A common question around the office involves records retention. Many people think they need to keep their tax returns for seven years, others think it is three; both are wrong.
Tax returns are not the only records you need to consider when building a record retention policy in your business and personal life. Some items can safely be disposed after one year; some items need to be kept forever—your estate can handle disposal.
Record retention in the past required filing cabinets filled with papers. The filing cabinets can be—and should be—replaced by digital storage. A fire, theft or weather damage put irreplaceable documents at risk when stored in a filing cabinet. A better solution is to scan all documents into a digital filing cabinet and store a backup copy offsite.
Most banks already provide digital copies of statements and your tax preparer should have no problem providing a digital copy of your return. Your tax preparer is required to provide you with a copy of your tax return and it can be a digital copy. Have your accountant email you a copy or bring a flash drive to their office. Also, many accountants have secure drop boxes built into their website now. For security reasons you may wish to use this method over less secure email. Plus, emails are easier to subpoena for court proceeding.
Security is the biggest concern when storing records. The amount of documentation held by a business is huge. Even a modest household can accumulate a serious amount of paperwork they must retain. Digitizing data is fast and simple. Security of this “fast and simple” data is important because it is just as “fast” and “easy” to steal it. Storing data at home or business should be secure behind adequate firewalls, encrypted and password protected. Offsite storage must be with a reputable firm safeguarding your data. The cost of storing data is cheaper than ever so there is no reason not to keep all required documentation and store these records safely.
Below is a handy guide for determining how long you need to keep records. I have added a few notes after some items to clarify certain requirements. It would be a good idea to bookmark this page for future reference. I list personal requirements separately from business requirements. To simplify your search I have listed items by 1 year, 3 years, 6 years, forever, and special circumstances.

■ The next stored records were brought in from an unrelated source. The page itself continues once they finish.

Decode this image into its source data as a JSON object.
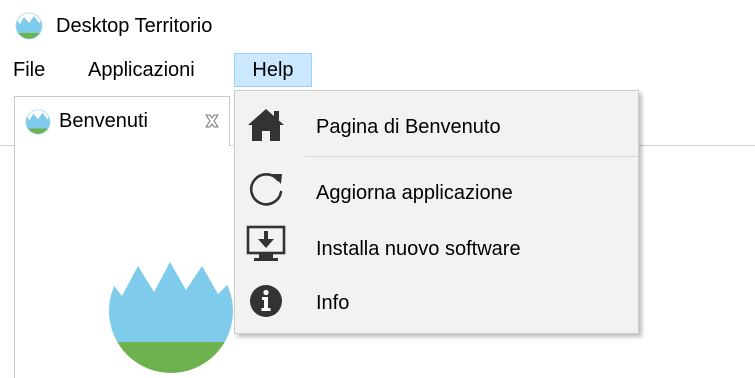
{
  "window": {
    "title": "Desktop Territorio",
    "logo_icon": "mountain-logo-icon"
  },
  "menubar": {
    "items": [
      {
        "label": "File"
      },
      {
        "label": "Applicazioni"
      },
      {
        "label": "Help",
        "active": true
      }
    ]
  },
  "tabs": [
    {
      "label": "Benvenuti",
      "close_icon": "close-tab-icon"
    }
  ],
  "help_menu": {
    "items": [
      {
        "label": "Pagina di Benvenuto",
        "icon": "home-icon"
      },
      {
        "label": "Aggiorna  applicazione",
        "icon": "refresh-icon"
      },
      {
        "label": "Installa nuovo software",
        "icon": "install-software-icon"
      },
      {
        "label": "Info",
        "icon": "info-icon"
      }
    ]
  },
  "colors": {
    "menu_highlight": "#cce8ff",
    "menu_highlight_border": "#99d1ff",
    "dropdown_bg": "#f2f2f2",
    "logo_sky": "#7fcbec",
    "logo_grass": "#6db24f",
    "icon_dark": "#333333"
  }
}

It should be noted state requirements can differ from federal requirements. I follow the records retention list with special rules affecting certain states. People filing a tax return, conducting business or own property in these states will need to consider additional records retention issues.